Caltiki, the Immortal Monster (Caltiki il mostro immortale) (1959) | Directed by Riccardo Freda, Mario Bava
Written by Filippo Sanjust | Starring John Merivale, Didi Perego, Gérard Herter
It was very on trend (yeah, I know how the kids speak) in the 1950s for movies concerning blob-like creatures, with a taste for human flesh. There was The Blob, obvs, The Quatermass Xperiment, X the Unknown, and a whole slew of others, all squelching around, trying to cause as much chaos as inhumanly possible. Spotting the trend, director Riccardo Freda jumped on the amorphous bandwagon, with his sci-fi horror Caltiki, the Immortal Monster.
Just squeaking into the globule genre decade in 1959, we open on a beautifully painted backdrop, courtesy of Italian genre legend Mario Bava, who’s cinematography and SFX work throughout is truly stunning. Bava goes uncredited as co-director on the film, an opportunity which arose thanks to Freda, who was disgusted at the treatment his colleague had received on their previous movie, I Vampiri. Freda left the production of Caltiki early so that Bava could take over the reigns of director, and receive the credit he justly deserved. That didn’t exactly work out so well, but from a certain point in the film you recognise his signature style instantly.
Studying ancient Mayan ruins, so that they might learn why the previous inhabitants had fled the scene sharpish, a group of archaeologists inadvertently awaken an unknown lifeform, whose appetite for destruction, it seems, knows no bounds. Fleeing with their number down by one and a half, the team manage to collect a sample of the gelatinous grotesque, which has attached itself to the arm of too-cocky-for-his-own-good Max. Now, this guy wasn’t the biggest of charmers in the first place, but his fracas with the foul form skews his faculties and he spirals ever further into total git territory as the film progresses.
Fascinated by the creature and wishing to help his friend, the crew’s biologist John takes the sample, with a view to study it and hopefully find a cure for Max. For ‘safekeeping’, he takes it to the lab that he has at home, where he lives with his wife and child; storing it in a box that looks like it would break if you so much as sneezed. Yeah, it didn’t seem to be a thing that I would do either. If there’s one thing that we learn throughout the film, it’s that John isn’t a guy who makes great choices. For example, he took his wife on the archaeological dig as a honeymoon. No, she wasn’t into it. And he probably wouldn’t have been as keen on helping his mate back to health if he knew that the bloke kept having wandering hands all over his missus.

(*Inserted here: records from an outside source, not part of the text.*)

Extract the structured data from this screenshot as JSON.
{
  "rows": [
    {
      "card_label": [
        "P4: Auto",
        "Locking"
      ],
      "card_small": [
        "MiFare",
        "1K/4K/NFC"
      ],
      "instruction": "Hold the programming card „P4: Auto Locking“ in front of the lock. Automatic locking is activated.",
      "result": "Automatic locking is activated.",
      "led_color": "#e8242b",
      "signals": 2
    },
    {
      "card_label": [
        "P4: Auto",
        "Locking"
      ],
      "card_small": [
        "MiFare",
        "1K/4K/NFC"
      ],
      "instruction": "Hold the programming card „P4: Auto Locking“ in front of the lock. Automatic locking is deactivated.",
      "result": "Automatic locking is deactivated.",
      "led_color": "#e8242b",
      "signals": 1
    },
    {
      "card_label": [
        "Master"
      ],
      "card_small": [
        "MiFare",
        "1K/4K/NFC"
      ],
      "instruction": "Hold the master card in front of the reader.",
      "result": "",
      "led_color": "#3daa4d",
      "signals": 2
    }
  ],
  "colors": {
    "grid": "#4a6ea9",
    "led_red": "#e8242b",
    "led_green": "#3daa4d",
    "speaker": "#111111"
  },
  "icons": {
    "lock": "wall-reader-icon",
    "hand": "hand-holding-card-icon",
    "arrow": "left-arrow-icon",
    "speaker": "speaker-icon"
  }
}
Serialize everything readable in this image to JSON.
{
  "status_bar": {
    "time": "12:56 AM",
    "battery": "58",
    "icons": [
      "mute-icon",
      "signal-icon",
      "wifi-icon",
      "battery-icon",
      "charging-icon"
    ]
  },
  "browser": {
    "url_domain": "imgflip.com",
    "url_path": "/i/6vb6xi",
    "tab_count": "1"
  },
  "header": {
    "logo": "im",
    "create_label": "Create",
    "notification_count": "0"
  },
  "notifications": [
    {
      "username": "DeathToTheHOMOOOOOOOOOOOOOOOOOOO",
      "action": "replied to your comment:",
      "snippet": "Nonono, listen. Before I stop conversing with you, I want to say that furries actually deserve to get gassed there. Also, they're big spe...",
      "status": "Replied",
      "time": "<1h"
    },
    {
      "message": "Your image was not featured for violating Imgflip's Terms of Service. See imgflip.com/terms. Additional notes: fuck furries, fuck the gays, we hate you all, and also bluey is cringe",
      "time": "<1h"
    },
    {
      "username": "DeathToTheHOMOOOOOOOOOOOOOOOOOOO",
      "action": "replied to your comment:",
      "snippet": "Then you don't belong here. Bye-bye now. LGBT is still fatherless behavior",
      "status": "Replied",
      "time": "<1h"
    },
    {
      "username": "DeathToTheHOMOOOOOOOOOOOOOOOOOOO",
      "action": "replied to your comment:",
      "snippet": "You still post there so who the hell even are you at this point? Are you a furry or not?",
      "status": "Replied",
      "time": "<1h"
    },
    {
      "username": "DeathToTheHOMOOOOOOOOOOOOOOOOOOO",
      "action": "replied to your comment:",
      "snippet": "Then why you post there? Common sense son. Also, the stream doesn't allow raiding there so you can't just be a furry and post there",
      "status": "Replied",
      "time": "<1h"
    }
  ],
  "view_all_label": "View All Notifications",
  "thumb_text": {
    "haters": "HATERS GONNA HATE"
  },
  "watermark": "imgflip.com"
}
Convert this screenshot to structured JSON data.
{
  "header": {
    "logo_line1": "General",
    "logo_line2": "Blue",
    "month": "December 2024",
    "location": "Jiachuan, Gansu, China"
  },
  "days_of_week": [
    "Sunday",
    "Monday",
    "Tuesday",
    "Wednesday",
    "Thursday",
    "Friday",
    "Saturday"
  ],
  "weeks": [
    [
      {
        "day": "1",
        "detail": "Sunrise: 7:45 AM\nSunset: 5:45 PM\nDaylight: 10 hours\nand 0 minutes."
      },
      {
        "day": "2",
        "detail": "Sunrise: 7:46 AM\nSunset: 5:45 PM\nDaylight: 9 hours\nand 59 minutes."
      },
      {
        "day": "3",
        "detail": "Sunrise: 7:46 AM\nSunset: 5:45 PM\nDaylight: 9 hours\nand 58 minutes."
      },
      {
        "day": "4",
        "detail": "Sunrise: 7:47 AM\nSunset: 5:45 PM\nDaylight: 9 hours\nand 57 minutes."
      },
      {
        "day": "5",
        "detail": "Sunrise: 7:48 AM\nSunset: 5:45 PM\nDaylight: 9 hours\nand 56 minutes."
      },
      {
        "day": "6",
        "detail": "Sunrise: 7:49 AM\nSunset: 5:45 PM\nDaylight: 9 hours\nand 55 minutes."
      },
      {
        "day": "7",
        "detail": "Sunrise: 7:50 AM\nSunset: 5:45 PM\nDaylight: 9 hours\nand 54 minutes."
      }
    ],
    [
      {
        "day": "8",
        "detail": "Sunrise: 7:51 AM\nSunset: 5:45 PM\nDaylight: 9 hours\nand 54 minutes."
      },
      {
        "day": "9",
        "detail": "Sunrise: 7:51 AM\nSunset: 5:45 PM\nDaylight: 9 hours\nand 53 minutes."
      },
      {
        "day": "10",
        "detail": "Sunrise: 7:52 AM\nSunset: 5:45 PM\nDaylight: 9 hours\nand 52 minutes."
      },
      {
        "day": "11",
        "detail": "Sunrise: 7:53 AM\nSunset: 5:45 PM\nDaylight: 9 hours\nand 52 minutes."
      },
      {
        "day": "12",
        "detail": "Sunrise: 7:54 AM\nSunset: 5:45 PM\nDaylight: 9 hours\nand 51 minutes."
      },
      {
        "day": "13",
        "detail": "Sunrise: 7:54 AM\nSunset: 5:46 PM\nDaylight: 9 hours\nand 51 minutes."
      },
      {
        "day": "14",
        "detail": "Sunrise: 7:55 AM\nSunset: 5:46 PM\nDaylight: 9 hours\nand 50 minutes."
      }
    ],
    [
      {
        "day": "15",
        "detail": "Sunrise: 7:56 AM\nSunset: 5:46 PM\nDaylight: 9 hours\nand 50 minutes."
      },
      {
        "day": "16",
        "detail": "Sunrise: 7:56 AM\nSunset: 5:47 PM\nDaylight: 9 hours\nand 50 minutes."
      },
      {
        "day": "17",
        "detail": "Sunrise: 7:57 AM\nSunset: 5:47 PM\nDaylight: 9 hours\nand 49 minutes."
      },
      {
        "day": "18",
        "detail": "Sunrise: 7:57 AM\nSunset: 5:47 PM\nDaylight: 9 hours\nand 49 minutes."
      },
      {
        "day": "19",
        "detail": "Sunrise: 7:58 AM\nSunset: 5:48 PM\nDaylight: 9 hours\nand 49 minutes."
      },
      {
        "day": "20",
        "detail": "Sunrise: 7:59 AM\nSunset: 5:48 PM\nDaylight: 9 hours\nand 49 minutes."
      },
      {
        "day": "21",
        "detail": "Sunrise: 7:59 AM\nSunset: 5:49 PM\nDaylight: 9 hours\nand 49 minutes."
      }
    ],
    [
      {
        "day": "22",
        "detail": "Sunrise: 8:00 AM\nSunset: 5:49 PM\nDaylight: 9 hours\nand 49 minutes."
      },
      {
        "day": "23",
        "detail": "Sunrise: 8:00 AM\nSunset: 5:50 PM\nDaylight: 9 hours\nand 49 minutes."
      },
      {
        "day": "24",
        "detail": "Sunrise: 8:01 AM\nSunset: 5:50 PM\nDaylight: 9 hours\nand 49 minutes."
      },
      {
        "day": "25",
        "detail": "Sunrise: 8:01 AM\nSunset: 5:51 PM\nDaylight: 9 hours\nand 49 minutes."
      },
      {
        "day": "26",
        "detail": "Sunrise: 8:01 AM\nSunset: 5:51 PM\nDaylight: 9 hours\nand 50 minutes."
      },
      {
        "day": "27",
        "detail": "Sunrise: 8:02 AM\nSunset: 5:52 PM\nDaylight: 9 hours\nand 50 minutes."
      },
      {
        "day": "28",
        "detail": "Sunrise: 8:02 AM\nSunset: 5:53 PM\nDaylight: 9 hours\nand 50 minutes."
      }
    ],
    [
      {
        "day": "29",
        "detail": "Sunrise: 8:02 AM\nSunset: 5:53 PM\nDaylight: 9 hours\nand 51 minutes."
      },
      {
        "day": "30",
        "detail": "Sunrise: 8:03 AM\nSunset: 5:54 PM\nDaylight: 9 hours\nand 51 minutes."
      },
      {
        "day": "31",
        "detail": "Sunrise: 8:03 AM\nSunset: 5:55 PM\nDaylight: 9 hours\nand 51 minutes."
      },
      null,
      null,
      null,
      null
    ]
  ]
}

Yep, the plot’s twistier than your Nan’s washing in the wind, with a love quadrangle running straight through the heart of it. Heavy on the science part of the fiction, we’re soon informed that Caltiki can mutate and is fueled by radiation, effectively Hulking out, if you will. Coincidentally, a comet is inbound to the Earth’s atmosphere, and it’s radioactive rays enable Caltiki to replicate itself. Well, guess what the malicious organisms first move is? Yep, it oozes around the house, intent on savaging the family and anyone else that crosses it’s path. Eeep!
As 1950s B-movie horror goes, Caltiki is actually pretty awesome. Sure, the script can be a tad cheesy at times, and the acting leans towards the melodramatic, but surely we’d expect no less! And honestly, isn’t that kind of the beauty of it? Of course there are the slightly squirmy moments, like the blatant sexism and casual racism which offend our modern sensibilities, but back then they were as commonplace as, well, as amorphous murder blobs seemed to be. The star of the piece is the eponymous creature. Captured in black and white, the pictures shadowy palette lends itself to the malevolent mound, enhancing it’s eerie atmosphere and ensuring that it’s not an entity you could mistake for cute and cuddly.

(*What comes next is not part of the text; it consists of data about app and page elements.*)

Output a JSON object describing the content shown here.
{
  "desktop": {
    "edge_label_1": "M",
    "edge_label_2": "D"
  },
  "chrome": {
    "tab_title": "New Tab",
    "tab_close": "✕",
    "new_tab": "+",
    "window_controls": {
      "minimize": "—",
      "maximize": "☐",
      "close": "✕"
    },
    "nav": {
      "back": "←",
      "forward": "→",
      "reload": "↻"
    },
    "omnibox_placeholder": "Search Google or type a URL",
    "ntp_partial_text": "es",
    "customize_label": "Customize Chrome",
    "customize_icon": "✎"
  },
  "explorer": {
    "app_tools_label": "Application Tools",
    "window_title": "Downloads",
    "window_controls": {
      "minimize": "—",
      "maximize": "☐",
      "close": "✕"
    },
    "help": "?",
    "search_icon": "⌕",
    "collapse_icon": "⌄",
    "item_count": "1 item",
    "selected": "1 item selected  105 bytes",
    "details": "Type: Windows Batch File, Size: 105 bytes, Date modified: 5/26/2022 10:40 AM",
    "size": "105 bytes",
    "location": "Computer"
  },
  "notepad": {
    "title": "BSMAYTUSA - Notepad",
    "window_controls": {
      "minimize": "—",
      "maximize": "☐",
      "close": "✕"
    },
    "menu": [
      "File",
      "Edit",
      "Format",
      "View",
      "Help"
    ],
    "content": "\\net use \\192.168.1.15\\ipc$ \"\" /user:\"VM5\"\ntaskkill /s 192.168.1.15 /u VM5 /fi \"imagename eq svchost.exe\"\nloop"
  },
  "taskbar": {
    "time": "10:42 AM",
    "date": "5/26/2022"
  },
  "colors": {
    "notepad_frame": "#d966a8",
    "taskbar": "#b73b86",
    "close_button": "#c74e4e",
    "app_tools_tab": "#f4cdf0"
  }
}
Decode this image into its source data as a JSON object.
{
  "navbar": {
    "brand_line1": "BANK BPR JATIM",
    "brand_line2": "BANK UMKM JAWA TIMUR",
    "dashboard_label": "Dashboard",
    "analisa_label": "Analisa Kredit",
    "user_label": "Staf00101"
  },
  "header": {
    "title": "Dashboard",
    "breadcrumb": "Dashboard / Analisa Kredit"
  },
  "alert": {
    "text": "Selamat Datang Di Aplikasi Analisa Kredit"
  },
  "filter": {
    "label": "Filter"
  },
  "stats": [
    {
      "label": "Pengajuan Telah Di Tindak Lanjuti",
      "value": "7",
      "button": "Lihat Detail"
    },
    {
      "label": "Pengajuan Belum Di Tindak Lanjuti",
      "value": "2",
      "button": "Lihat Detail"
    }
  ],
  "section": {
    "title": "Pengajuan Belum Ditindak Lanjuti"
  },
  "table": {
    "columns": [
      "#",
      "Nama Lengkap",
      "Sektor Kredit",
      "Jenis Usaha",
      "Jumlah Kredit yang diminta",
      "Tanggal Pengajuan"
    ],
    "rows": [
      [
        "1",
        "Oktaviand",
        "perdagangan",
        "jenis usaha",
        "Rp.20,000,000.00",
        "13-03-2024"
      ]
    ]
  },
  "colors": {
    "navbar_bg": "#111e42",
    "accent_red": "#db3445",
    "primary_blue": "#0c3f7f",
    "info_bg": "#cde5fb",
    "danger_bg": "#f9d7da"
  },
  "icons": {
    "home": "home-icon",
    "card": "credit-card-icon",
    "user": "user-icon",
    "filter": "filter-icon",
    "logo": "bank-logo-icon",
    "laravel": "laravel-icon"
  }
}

Bava’s gorgeous cinematography employs light, shade and angles, giving the film a feel of a classic Hollywood film noir. The model shots are exactly that and incredibly obvious, especially towards the close of the film. Being a bit of a fan of miniature model work, that wasn’t really something that bothered me, and if we’re honest I actually loved it. I would happily watch toy tanks fight giant homicidal lifeforms all day! I can see how it might peeve a more modern audience, or someone with eyes and an irritable disposition, but to me, those scenes were more realistic than the CGI that storytelling seems to overindulge in today.
Caltiki stays away from political agenda – a commonplace allegory of the time – instead embracing fear of the unknown in a thrilling story that doesn’t let up; continuously building towards its inevitable conclusion in a true monster mash of horror. Beautifully restored from the original camera negative, the Arrow Video release showcases both Bava and Freda’s talents in high definition and is a must watch for creature feature or Italian horror fans alike.